TASK STATEMENT
Return every record exactly as it appears. Leave nothing out.

STUDY MATERIAL
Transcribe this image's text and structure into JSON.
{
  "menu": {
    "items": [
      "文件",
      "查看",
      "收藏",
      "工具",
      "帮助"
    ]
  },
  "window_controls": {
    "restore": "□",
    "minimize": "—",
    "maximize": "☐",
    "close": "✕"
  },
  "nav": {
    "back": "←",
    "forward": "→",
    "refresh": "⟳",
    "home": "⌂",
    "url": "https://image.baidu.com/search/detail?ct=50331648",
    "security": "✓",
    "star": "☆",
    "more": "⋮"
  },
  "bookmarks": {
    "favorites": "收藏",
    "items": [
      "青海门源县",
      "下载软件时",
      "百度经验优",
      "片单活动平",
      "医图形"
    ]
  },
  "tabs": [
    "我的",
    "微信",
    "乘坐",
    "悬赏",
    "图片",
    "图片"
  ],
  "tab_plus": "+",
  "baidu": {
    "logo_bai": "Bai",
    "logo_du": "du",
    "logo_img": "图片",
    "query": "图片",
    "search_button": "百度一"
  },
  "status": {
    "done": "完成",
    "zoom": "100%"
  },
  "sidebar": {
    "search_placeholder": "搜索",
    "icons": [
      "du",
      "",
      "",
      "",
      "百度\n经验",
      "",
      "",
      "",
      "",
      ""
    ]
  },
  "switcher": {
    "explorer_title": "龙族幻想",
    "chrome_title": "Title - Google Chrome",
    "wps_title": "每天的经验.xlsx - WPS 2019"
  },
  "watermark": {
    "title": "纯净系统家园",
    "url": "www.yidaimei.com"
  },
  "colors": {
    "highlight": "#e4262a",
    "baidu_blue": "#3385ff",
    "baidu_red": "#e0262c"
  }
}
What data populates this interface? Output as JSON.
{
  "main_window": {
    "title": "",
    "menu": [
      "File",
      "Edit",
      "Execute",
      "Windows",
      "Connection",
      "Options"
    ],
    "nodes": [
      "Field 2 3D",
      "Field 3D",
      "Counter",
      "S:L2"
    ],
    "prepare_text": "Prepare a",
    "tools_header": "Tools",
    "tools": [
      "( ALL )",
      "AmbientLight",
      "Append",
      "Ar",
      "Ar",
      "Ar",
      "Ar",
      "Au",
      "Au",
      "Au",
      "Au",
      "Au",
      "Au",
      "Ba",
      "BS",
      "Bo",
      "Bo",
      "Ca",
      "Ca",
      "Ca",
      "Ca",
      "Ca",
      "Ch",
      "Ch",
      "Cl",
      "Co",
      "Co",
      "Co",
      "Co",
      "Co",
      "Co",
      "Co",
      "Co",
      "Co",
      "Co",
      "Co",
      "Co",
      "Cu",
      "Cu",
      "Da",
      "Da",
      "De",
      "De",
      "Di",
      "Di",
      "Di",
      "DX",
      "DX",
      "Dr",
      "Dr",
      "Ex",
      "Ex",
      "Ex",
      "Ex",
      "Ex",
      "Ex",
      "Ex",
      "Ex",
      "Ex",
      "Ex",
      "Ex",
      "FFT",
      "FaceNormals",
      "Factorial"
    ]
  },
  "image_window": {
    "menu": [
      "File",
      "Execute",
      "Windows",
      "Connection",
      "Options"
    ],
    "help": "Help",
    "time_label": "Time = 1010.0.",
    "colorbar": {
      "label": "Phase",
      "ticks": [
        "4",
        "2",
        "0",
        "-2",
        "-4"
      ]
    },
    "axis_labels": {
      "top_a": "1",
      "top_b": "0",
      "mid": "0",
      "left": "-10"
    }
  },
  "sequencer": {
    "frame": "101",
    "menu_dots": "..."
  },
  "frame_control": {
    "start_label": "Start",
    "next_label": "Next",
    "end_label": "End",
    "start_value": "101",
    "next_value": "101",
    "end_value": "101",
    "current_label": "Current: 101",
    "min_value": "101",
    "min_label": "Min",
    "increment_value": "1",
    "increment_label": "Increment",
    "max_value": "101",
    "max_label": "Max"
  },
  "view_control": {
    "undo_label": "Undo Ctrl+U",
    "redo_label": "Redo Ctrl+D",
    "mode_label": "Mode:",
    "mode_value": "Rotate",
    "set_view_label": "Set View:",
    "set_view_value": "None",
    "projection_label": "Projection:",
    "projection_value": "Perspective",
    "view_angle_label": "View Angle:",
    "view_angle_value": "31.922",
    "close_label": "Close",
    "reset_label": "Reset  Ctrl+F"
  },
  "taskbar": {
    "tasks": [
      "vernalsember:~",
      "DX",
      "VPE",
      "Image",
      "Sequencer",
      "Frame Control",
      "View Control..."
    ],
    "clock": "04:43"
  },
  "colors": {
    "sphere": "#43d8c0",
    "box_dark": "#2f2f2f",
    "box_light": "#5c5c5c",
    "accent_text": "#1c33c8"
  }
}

SOLVED PROBLEM
Transcribe this image's text and structure into JSON.
{
  "menu": {
    "items": [
      "文件",
      "查看",
      "收藏",
      "工具",
      "帮助"
    ]
  },
  "window_controls": {
    "restore": "□",
    "minimize": "—",
    "maximize": "☐",
    "close": "✕"
  },
  "nav": {
    "back": "←",
    "forward": "→",
    "refresh": "⟳",
    "home": "⌂",
    "url": "https://image.baidu.com/search/detail?ct=50331648",
    "security": "✓",
    "star": "☆",
    "more": "⋮"
  },
  "bookmarks": {
    "favorites": "收藏",
    "items": [
      "青海门源县",
      "下载软件时",
      "百度经验优",
      "片单活动平",
      "医图形"
    ]
  },
  "tabs": [
    "我的",
    "微信",
    "乘坐",
    "悬赏",
    "图片",
    "图片"
  ],
  "tab_plus": "+",
  "baidu": {
    "logo_bai": "Bai",
    "logo_du": "du",
    "logo_img": "图片",
    "query": "图片",
    "search_button": "百度一"
  },
  "status": {
    "done": "完成",
    "zoom": "100%"
  },
  "sidebar": {
    "search_placeholder": "搜索",
    "icons": [
      "du",
      "",
      "",
      "",
      "百度\n经验",
      "",
      "",
      "",
      "",
      ""
    ]
  },
  "switcher": {
    "explorer_title": "龙族幻想",
    "chrome_title": "Title - Google Chrome",
    "wps_title": "每天的经验.xlsx - WPS 2019"
  },
  "watermark": {
    "title": "纯净系统家园",
    "url": "www.yidaimei.com"
  },
  "colors": {
    "highlight": "#e4262a",
    "baidu_blue": "#3385ff",
    "baidu_red": "#e0262c"
  }
}
What data populates this interface? Output as JSON.
{
  "main_window": {
    "title": "",
    "menu": [
      "File",
      "Edit",
      "Execute",
      "Windows",
      "Connection",
      "Options"
    ],
    "nodes": [
      "Field 2 3D",
      "Field 3D",
      "Counter",
      "S:L2"
    ],
    "prepare_text": "Prepare a",
    "tools_header": "Tools",
    "tools": [
      "( ALL )",
      "AmbientLight",
      "Append",
      "Ar",
      "Ar",
      "Ar",
      "Ar",
      "Au",
      "Au",
      "Au",
      "Au",
      "Au",
      "Au",
      "Ba",
      "BS",
      "Bo",
      "Bo",
      "Ca",
      "Ca",
      "Ca",
      "Ca",
      "Ca",
      "Ch",
      "Ch",
      "Cl",
      "Co",
      "Co",
      "Co",
      "Co",
      "Co",
      "Co",
      "Co",
      "Co",
      "Co",
      "Co",
      "Co",
      "Co",
      "Cu",
      "Cu",
      "Da",
      "Da",
      "De",
      "De",
      "Di",
      "Di",
      "Di",
      "DX",
      "DX",
      "Dr",
      "Dr",
      "Ex",
      "Ex",
      "Ex",
      "Ex",
      "Ex",
      "Ex",
      "Ex",
      "Ex",
      "Ex",
      "Ex",
      "Ex",
      "FFT",
      "FaceNormals",
      "Factorial"
    ]
  },
  "image_window": {
    "menu": [
      "File",
      "Execute",
      "Windows",
      "Connection",
      "Options"
    ],
    "help": "Help",
    "time_label": "Time = 1010.0.",
    "colorbar": {
      "label": "Phase",
      "ticks": [
        "4",
        "2",
        "0",
        "-2",
        "-4"
      ]
    },
    "axis_labels": {
      "top_a": "1",
      "top_b": "0",
      "mid": "0",
      "left": "-10"
    }
  },
  "sequencer": {
    "frame": "101",
    "menu_dots": "..."
  },
  "frame_control": {
    "start_label": "Start",
    "next_label": "Next",
    "end_label": "End",
    "start_value": "101",
    "next_value": "101",
    "end_value": "101",
    "current_label": "Current: 101",
    "min_value": "101",
    "min_label": "Min",
    "increment_value": "1",
    "increment_label": "Increment",
    "max_value": "101",
    "max_label": "Max"
  },
  "view_control": {
    "undo_label": "Undo Ctrl+U",
    "redo_label": "Redo Ctrl+D",
    "mode_label": "Mode:",
    "mode_value": "Rotate",
    "set_view_label": "Set View:",
    "set_view_value": "None",
    "projection_label": "Projection:",
    "projection_value": "Perspective",
    "view_angle_label": "View Angle:",
    "view_angle_value": "31.922",
    "close_label": "Close",
    "reset_label": "Reset  Ctrl+F"
  },
  "taskbar": {
    "tasks": [
      "vernalsember:~",
      "DX",
      "VPE",
      "Image",
      "Sequencer",
      "Frame Control",
      "View Control..."
    ],
    "clock": "04:43"
  },
  "colors": {
    "sphere": "#43d8c0",
    "box_dark": "#2f2f2f",
    "box_light": "#5c5c5c",
    "accent_text": "#1c33c8"
  }
}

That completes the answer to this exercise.